Unlike my father’s hedge, we can choose that which we allow passage through the perimeters of our lives. We can cut off fruitless patterns of thinking and deny them entry into our thought life. However, with our jam-packed lives, we’re often distracted. We leave little space for reflective contemplation and instead snatch fleeting fast-food bites on the fly. The quality and quantity of the life-giving morsels we consume are often not enough to fully nourish or protect us.
If we fail to examine those thoughtless meanderings before we let them in, they lead to well-worn openings of fruitless behaviour and thought patterns. If we don’t set aside time to examine our thinking and replace toxic thoughts with “whatever is true, whatever is noble, whatever is right, whatever is pure, whatever is lovely, whatever is admirable—if anything is excellent or praiseworthy—think about such things” (Philippians 4:8), we leave our lives wide open to hedge-holes.
Holes in hedges can develop anytime we let in bitterness and refuse to forgive. They take shape when we allow impatience and anger to proliferate. They evolve when we compare and grow dissatisfied opening the door to envy and jealousy. They become firmly formed when we repeatedly choose fear over faith. They grow distinctly larger when we settle into sin.
Ignoring hedge holes won’t make them disappear. Managing them takes a concerted effort and proper maintenance requires taking a firm grip on our thought life and conforming it to God’s. 2 Corinthians 10:5 encourages us to “demolish arguments and every pretension that sets itself up against the knowledge of God, and we take captive every thought to make it obedient to Christ.” Make no mistake, we have a choice regarding our thought permeations.
We prevent holes by cutting off the flow of thoughts at the gate, discerning whether they deserve to pass through, and aligning our thinking to God’s. We combat hedge holes by setting aside time, disciplining ourselves to reflect and be renewed in God’s presence.
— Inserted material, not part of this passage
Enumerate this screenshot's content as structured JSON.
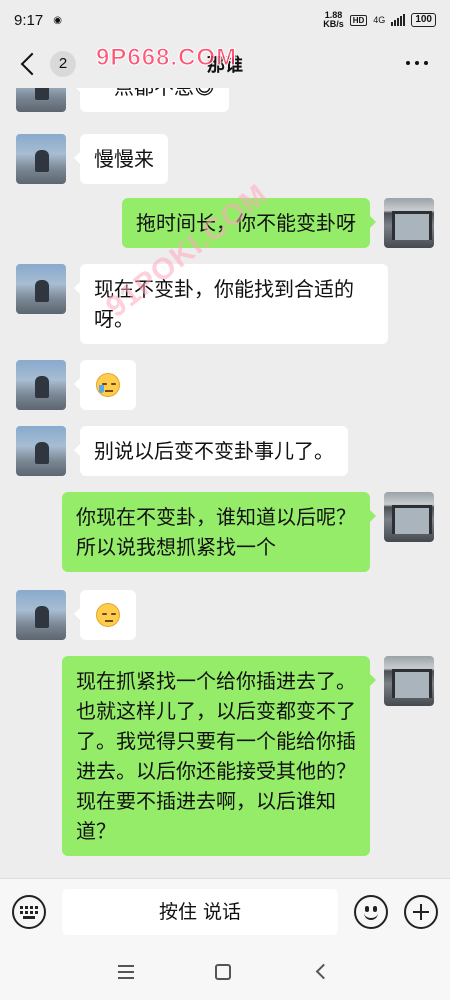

When we spend time soaking in God’s word, he fills the holes, packing them with his peace. His Spirit quickens us and helps us to grow in discernment regarding that which we allow to enter through the perimeter of our lives. Soon, where once there were holes, we see new growth and lush foliage—composed of God’s love—encircling us.
- Where do you notice hedge holes in your life?
- How can you adjust your thinking to align with Christ’s?